━━ The data

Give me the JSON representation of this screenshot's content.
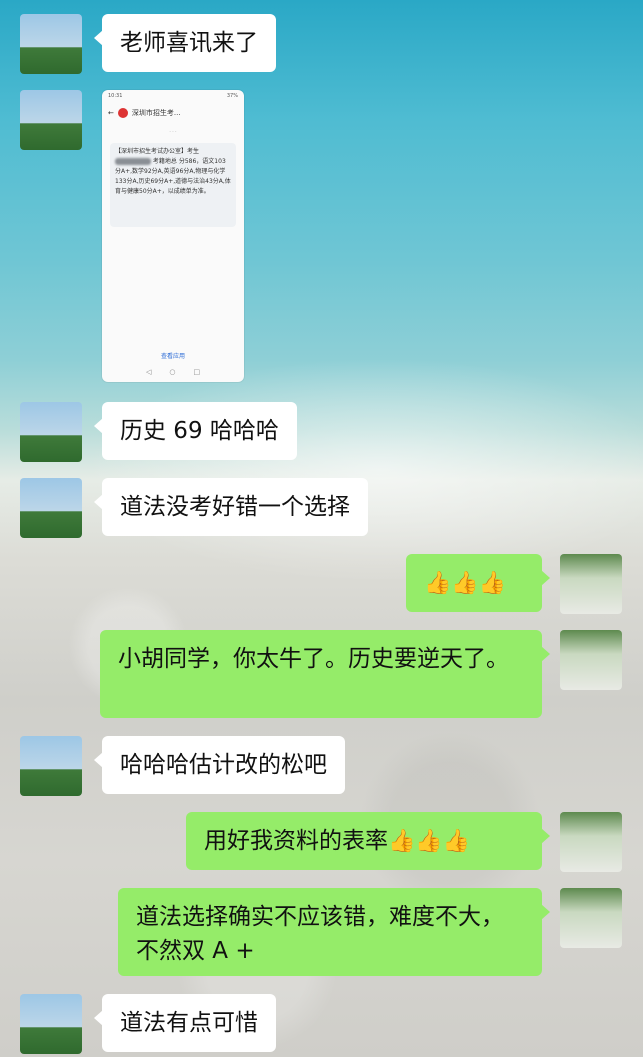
{
  "messages": [
    {
      "side": "left",
      "text": "老师喜讯来了"
    },
    {
      "side": "left",
      "type": "image"
    },
    {
      "side": "left",
      "text": "历史 69 哈哈哈"
    },
    {
      "side": "left",
      "text": "道法没考好错一个选择"
    },
    {
      "side": "right",
      "text": "👍👍👍"
    },
    {
      "side": "right",
      "text": "小胡同学，你太牛了。历史要逆天了。"
    },
    {
      "side": "left",
      "text": "哈哈哈估计改的松吧"
    },
    {
      "side": "right",
      "text": "用好我资料的表率",
      "emoji": "👍👍👍"
    },
    {
      "side": "right",
      "text": "道法选择确实不应该错，难度不大，不然双 A +"
    },
    {
      "side": "left",
      "text": "道法有点可惜"
    }
  ],
  "sms": {
    "status_time": "10:31",
    "status_right": "37%",
    "sender": "深圳市招生考...",
    "back_icon": "back-arrow-icon",
    "body_prefix": "【深圳市招生考试办公室】考生",
    "body_mid": "考籍地总",
    "body_rest": "分586，语文103分A+,数学92分A,英语96分A,物理与化学133分A,历史69分A+,道德与法治43分A,体育与健康50分A+，以成绩单为准。",
    "bottom_link": "查看应用"
  }
}
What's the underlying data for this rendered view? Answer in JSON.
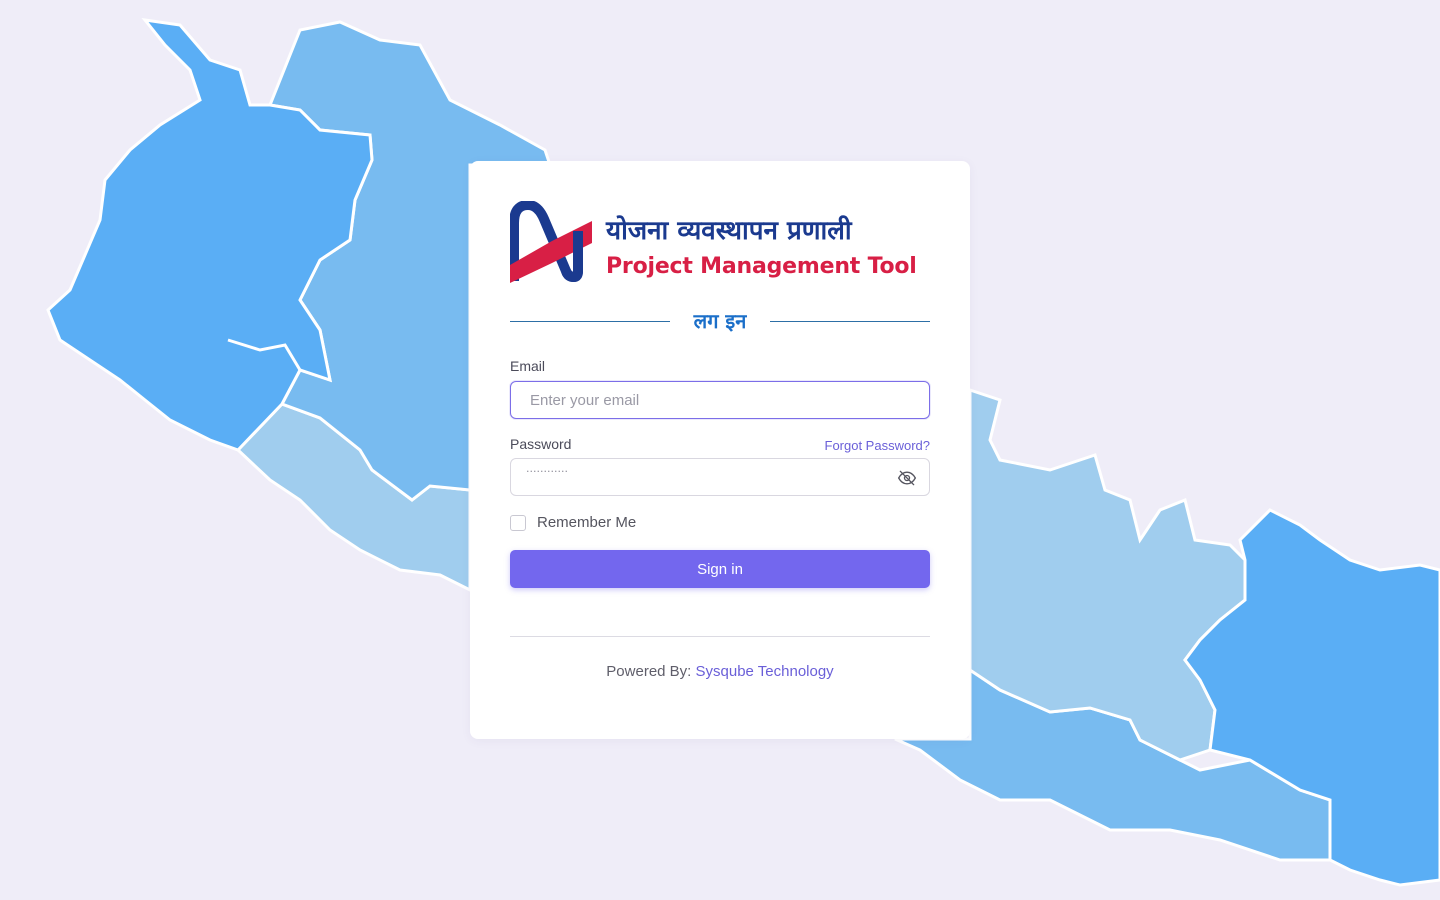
{
  "colors": {
    "background": "#efedf8",
    "map_dark": "#5aaef5",
    "map_mid": "#78bbf0",
    "map_light": "#a0cdee",
    "primary": "#7367ee",
    "link": "#6a5fd8",
    "logo_blue": "#1b3a8f",
    "logo_red": "#d81f45"
  },
  "logo": {
    "nepali_text": "योजना व्यवस्थापन प्रणाली",
    "english_text": "Project Management Tool"
  },
  "login": {
    "heading": "लग इन",
    "email_label": "Email",
    "email_placeholder": "Enter your email",
    "password_label": "Password",
    "forgot_password": "Forgot Password?",
    "password_mask": "············",
    "show_password_icon": "eye-off-icon",
    "remember_me": "Remember Me",
    "sign_in": "Sign in"
  },
  "footer": {
    "powered_prefix": "Powered By:",
    "powered_link": "Sysqube Technology"
  }
}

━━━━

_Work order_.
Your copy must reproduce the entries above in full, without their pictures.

_Solution to this exercise_.
Give me the JSON representation of this screenshot's content.
{
  "messages": [
    {
      "side": "left",
      "text": "老师喜讯来了"
    },
    {
      "side": "left",
      "type": "image"
    },
    {
      "side": "left",
      "text": "历史 69 哈哈哈"
    },
    {
      "side": "left",
      "text": "道法没考好错一个选择"
    },
    {
      "side": "right",
      "text": "👍👍👍"
    },
    {
      "side": "right",
      "text": "小胡同学，你太牛了。历史要逆天了。"
    },
    {
      "side": "left",
      "text": "哈哈哈估计改的松吧"
    },
    {
      "side": "right",
      "text": "用好我资料的表率",
      "emoji": "👍👍👍"
    },
    {
      "side": "right",
      "text": "道法选择确实不应该错，难度不大，不然双 A +"
    },
    {
      "side": "left",
      "text": "道法有点可惜"
    }
  ],
  "sms": {
    "status_time": "10:31",
    "status_right": "37%",
    "sender": "深圳市招生考...",
    "back_icon": "back-arrow-icon",
    "body_prefix": "【深圳市招生考试办公室】考生",
    "body_mid": "考籍地总",
    "body_rest": "分586，语文103分A+,数学92分A,英语96分A,物理与化学133分A,历史69分A+,道德与法治43分A,体育与健康50分A+，以成绩单为准。",
    "bottom_link": "查看应用"
  }
}
What's the underlying data for this rendered view? Answer in JSON.
{
  "colors": {
    "background": "#efedf8",
    "map_dark": "#5aaef5",
    "map_mid": "#78bbf0",
    "map_light": "#a0cdee",
    "primary": "#7367ee",
    "link": "#6a5fd8",
    "logo_blue": "#1b3a8f",
    "logo_red": "#d81f45"
  },
  "logo": {
    "nepali_text": "योजना व्यवस्थापन प्रणाली",
    "english_text": "Project Management Tool"
  },
  "login": {
    "heading": "लग इन",
    "email_label": "Email",
    "email_placeholder": "Enter your email",
    "password_label": "Password",
    "forgot_password": "Forgot Password?",
    "password_mask": "············",
    "show_password_icon": "eye-off-icon",
    "remember_me": "Remember Me",
    "sign_in": "Sign in"
  },
  "footer": {
    "powered_prefix": "Powered By:",
    "powered_link": "Sysqube Technology"
  }
}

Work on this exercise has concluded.